DESCRIPTION OF THE TASK: When you reach the listing below, copy each line exactly.
*** Opening of MATERIALS PROVIDED ***
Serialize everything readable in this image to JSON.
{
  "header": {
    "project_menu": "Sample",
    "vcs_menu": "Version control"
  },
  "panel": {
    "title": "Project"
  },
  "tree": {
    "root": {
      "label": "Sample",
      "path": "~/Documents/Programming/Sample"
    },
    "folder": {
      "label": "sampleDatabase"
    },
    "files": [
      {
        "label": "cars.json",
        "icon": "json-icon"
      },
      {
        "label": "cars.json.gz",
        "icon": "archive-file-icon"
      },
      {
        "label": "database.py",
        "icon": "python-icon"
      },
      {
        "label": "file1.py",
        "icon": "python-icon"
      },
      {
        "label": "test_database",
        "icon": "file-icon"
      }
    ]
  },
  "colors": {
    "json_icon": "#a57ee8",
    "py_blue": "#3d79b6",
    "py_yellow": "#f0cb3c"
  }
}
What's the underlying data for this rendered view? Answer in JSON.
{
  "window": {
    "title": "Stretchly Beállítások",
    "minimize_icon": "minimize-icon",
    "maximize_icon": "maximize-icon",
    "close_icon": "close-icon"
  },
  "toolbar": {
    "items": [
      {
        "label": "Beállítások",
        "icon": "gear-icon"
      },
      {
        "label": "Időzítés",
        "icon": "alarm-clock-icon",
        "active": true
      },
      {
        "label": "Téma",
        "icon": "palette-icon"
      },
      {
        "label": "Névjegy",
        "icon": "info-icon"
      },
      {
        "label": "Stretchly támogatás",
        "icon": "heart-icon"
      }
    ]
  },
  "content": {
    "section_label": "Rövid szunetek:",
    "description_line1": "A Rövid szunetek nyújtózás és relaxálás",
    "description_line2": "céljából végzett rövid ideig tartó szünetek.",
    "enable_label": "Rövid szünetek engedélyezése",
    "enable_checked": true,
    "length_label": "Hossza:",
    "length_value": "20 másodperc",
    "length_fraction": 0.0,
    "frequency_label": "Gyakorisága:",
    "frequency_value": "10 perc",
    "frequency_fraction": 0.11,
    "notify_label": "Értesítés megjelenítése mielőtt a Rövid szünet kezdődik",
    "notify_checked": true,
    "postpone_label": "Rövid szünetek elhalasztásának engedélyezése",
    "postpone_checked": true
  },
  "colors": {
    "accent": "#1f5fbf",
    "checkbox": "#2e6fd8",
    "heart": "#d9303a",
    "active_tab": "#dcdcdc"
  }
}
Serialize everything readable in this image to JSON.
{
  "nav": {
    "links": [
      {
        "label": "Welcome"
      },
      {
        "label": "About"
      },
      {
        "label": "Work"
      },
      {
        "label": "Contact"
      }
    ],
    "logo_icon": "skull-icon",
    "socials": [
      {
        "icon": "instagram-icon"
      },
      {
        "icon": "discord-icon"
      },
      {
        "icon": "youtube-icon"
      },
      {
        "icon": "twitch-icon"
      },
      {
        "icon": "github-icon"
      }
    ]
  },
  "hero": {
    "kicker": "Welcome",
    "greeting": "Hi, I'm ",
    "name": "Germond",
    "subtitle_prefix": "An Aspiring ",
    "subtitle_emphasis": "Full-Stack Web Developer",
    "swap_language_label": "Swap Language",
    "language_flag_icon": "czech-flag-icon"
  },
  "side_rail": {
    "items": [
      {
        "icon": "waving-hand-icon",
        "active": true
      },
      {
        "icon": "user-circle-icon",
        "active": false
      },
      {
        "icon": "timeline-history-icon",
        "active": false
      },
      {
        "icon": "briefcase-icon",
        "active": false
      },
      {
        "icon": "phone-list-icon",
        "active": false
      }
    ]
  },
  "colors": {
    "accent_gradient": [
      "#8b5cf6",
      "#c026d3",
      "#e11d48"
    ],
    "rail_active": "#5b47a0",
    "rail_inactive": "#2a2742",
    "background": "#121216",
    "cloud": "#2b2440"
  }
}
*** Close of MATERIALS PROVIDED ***
SOLUTION:
Serialize everything readable in this image to JSON.
{
  "header": {
    "project_menu": "Sample",
    "vcs_menu": "Version control"
  },
  "panel": {
    "title": "Project"
  },
  "tree": {
    "root": {
      "label": "Sample",
      "path": "~/Documents/Programming/Sample"
    },
    "folder": {
      "label": "sampleDatabase"
    },
    "files": [
      {
        "label": "cars.json",
        "icon": "json-icon"
      },
      {
        "label": "cars.json.gz",
        "icon": "archive-file-icon"
      },
      {
        "label": "database.py",
        "icon": "python-icon"
      },
      {
        "label": "file1.py",
        "icon": "python-icon"
      },
      {
        "label": "test_database",
        "icon": "file-icon"
      }
    ]
  },
  "colors": {
    "json_icon": "#a57ee8",
    "py_blue": "#3d79b6",
    "py_yellow": "#f0cb3c"
  }
}
What's the underlying data for this rendered view? Answer in JSON.
{
  "window": {
    "title": "Stretchly Beállítások",
    "minimize_icon": "minimize-icon",
    "maximize_icon": "maximize-icon",
    "close_icon": "close-icon"
  },
  "toolbar": {
    "items": [
      {
        "label": "Beállítások",
        "icon": "gear-icon"
      },
      {
        "label": "Időzítés",
        "icon": "alarm-clock-icon",
        "active": true
      },
      {
        "label": "Téma",
        "icon": "palette-icon"
      },
      {
        "label": "Névjegy",
        "icon": "info-icon"
      },
      {
        "label": "Stretchly támogatás",
        "icon": "heart-icon"
      }
    ]
  },
  "content": {
    "section_label": "Rövid szunetek:",
    "description_line1": "A Rövid szunetek nyújtózás és relaxálás",
    "description_line2": "céljából végzett rövid ideig tartó szünetek.",
    "enable_label": "Rövid szünetek engedélyezése",
    "enable_checked": true,
    "length_label": "Hossza:",
    "length_value": "20 másodperc",
    "length_fraction": 0.0,
    "frequency_label": "Gyakorisága:",
    "frequency_value": "10 perc",
    "frequency_fraction": 0.11,
    "notify_label": "Értesítés megjelenítése mielőtt a Rövid szünet kezdődik",
    "notify_checked": true,
    "postpone_label": "Rövid szünetek elhalasztásának engedélyezése",
    "postpone_checked": true
  },
  "colors": {
    "accent": "#1f5fbf",
    "checkbox": "#2e6fd8",
    "heart": "#d9303a",
    "active_tab": "#dcdcdc"
  }
}
Serialize everything readable in this image to JSON.
{
  "nav": {
    "links": [
      {
        "label": "Welcome"
      },
      {
        "label": "About"
      },
      {
        "label": "Work"
      },
      {
        "label": "Contact"
      }
    ],
    "logo_icon": "skull-icon",
    "socials": [
      {
        "icon": "instagram-icon"
      },
      {
        "icon": "discord-icon"
      },
      {
        "icon": "youtube-icon"
      },
      {
        "icon": "twitch-icon"
      },
      {
        "icon": "github-icon"
      }
    ]
  },
  "hero": {
    "kicker": "Welcome",
    "greeting": "Hi, I'm ",
    "name": "Germond",
    "subtitle_prefix": "An Aspiring ",
    "subtitle_emphasis": "Full-Stack Web Developer",
    "swap_language_label": "Swap Language",
    "language_flag_icon": "czech-flag-icon"
  },
  "side_rail": {
    "items": [
      {
        "icon": "waving-hand-icon",
        "active": true
      },
      {
        "icon": "user-circle-icon",
        "active": false
      },
      {
        "icon": "timeline-history-icon",
        "active": false
      },
      {
        "icon": "briefcase-icon",
        "active": false
      },
      {
        "icon": "phone-list-icon",
        "active": false
      }
    ]
  },
  "colors": {
    "accent_gradient": [
      "#8b5cf6",
      "#c026d3",
      "#e11d48"
    ],
    "rail_active": "#5b47a0",
    "rail_inactive": "#2a2742",
    "background": "#121216",
    "cloud": "#2b2440"
  }
}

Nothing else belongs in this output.